Your task
The response should be exactly the number of lines in the material below that contain the word "JSON".

Data for this exercise
= Beginning of Section =

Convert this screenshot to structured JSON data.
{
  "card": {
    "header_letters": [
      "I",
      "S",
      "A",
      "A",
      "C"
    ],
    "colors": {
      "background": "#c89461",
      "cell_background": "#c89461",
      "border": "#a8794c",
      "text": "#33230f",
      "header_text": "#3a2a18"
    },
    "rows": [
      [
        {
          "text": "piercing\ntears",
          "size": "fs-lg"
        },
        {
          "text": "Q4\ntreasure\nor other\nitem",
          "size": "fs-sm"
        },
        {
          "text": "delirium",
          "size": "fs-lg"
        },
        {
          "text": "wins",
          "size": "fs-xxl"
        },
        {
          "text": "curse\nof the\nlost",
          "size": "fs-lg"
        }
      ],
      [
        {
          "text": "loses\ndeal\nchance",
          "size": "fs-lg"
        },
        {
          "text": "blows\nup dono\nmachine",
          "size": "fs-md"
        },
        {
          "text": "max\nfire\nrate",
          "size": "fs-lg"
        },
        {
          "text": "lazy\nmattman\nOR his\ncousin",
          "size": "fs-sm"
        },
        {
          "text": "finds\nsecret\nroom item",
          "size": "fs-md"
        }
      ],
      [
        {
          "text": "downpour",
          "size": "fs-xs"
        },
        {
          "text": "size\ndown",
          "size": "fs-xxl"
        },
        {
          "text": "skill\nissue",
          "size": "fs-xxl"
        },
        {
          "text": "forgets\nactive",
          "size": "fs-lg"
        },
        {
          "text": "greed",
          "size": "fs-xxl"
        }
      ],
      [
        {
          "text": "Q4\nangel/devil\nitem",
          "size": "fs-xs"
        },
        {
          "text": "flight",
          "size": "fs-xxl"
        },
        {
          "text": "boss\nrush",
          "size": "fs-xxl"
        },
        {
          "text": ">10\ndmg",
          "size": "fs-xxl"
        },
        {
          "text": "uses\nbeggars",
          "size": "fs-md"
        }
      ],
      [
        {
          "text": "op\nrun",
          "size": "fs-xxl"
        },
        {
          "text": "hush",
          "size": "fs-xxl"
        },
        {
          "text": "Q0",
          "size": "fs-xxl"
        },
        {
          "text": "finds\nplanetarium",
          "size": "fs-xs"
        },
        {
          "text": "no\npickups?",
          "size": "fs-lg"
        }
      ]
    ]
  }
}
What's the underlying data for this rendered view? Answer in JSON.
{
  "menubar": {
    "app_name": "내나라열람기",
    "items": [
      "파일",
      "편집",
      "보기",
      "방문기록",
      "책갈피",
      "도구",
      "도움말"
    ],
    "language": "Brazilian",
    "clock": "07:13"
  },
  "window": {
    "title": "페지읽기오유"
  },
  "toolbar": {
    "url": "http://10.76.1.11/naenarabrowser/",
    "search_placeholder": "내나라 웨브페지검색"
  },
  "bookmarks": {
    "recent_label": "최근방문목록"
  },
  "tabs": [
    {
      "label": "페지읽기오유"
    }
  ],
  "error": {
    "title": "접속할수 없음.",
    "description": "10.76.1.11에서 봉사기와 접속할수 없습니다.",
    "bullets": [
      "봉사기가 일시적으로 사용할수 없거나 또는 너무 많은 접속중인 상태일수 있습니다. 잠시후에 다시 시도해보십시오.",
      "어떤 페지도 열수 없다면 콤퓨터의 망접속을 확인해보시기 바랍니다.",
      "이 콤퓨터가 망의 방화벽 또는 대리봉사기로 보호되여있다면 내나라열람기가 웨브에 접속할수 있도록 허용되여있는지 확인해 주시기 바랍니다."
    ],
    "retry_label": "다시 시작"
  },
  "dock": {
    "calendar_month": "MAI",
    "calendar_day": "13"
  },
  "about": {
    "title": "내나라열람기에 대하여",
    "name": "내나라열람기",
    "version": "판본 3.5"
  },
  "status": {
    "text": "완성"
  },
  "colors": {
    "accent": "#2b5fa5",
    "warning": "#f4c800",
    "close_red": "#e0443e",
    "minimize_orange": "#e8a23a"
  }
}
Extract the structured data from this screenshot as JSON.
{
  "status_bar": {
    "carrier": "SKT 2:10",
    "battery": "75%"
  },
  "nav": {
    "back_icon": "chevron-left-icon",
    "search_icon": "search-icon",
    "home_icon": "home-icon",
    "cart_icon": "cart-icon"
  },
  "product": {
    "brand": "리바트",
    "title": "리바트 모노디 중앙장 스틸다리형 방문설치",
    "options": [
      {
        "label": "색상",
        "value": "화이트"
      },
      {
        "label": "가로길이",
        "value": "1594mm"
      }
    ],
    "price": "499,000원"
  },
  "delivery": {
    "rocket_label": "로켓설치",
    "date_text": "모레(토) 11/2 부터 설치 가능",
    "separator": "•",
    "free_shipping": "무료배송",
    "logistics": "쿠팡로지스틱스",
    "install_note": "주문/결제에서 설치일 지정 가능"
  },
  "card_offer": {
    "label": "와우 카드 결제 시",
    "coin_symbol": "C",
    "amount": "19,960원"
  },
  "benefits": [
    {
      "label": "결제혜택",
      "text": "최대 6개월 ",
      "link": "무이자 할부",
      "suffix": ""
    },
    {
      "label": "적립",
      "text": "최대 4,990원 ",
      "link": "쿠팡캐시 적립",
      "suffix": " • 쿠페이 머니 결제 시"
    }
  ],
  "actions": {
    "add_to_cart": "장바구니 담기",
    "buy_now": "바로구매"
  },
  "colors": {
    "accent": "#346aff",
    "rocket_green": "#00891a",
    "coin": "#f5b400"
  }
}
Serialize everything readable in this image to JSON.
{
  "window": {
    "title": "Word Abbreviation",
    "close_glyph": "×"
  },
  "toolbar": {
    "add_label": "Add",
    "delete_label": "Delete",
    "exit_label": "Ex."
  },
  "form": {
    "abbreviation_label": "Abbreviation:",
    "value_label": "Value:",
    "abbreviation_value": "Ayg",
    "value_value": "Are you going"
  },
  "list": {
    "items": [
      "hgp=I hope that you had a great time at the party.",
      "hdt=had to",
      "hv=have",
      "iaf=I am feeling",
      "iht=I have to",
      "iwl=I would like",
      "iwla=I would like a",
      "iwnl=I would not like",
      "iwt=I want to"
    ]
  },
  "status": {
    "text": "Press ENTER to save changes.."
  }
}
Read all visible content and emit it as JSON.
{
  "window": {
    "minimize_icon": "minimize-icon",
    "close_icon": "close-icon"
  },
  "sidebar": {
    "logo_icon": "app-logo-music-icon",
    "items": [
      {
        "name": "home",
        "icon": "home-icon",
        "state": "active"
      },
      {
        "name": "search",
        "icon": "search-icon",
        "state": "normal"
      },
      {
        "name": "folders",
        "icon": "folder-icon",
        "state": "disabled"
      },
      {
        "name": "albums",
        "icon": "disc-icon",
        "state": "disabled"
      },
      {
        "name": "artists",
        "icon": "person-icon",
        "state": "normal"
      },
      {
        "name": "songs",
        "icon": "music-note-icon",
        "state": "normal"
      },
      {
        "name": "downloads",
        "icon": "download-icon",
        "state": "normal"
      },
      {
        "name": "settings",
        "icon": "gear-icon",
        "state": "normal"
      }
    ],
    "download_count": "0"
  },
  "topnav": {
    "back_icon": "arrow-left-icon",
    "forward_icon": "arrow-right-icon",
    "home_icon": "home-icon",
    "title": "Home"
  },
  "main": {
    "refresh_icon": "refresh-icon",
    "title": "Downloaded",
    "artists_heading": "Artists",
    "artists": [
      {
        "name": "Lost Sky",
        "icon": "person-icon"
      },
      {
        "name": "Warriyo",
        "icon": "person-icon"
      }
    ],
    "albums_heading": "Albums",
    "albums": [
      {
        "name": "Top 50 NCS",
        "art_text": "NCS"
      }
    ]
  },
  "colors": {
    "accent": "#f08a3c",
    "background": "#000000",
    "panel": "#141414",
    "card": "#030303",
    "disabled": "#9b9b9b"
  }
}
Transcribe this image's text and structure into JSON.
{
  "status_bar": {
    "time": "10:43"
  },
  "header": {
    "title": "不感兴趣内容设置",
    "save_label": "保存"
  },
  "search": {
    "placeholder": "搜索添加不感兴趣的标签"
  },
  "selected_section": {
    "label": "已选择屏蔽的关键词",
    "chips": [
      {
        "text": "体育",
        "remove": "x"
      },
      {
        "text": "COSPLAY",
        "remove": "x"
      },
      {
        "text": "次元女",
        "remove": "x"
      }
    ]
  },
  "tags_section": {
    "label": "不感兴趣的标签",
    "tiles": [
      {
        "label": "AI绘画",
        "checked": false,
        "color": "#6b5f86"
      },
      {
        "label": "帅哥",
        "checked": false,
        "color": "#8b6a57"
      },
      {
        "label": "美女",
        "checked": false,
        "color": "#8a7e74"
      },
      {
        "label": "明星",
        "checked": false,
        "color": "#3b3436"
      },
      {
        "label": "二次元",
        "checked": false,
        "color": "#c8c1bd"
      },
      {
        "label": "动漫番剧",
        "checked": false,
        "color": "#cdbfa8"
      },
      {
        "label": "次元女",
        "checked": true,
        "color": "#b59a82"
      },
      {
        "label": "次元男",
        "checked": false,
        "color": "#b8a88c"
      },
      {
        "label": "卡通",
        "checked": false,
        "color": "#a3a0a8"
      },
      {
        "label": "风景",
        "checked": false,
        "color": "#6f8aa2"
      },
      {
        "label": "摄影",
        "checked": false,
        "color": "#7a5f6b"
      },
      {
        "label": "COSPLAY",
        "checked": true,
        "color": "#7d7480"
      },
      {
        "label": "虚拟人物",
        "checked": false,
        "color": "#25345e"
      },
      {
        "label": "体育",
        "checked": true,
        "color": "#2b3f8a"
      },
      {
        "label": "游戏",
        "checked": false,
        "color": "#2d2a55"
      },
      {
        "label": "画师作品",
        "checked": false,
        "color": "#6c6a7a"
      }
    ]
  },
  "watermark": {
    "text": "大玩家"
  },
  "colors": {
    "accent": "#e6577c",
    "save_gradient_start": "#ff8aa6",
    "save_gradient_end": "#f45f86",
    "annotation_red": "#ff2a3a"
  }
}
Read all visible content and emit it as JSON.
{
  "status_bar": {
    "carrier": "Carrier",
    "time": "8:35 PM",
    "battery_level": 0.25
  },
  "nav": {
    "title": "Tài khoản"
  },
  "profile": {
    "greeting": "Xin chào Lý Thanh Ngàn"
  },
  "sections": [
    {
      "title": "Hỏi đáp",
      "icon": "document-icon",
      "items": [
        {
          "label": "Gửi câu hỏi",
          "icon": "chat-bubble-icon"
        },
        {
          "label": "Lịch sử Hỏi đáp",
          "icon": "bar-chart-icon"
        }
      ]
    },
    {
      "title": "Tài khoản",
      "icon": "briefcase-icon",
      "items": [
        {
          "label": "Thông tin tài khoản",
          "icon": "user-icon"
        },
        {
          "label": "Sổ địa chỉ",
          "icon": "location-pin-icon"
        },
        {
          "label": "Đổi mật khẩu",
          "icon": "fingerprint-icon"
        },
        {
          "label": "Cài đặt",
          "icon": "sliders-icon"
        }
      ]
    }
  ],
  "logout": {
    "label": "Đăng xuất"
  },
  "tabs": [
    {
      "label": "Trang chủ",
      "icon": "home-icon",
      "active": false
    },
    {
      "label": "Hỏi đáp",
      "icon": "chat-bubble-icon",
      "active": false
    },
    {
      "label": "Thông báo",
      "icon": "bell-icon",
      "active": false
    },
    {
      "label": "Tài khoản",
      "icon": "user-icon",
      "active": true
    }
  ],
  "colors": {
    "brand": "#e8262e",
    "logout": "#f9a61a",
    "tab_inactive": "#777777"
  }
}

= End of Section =

Response below
7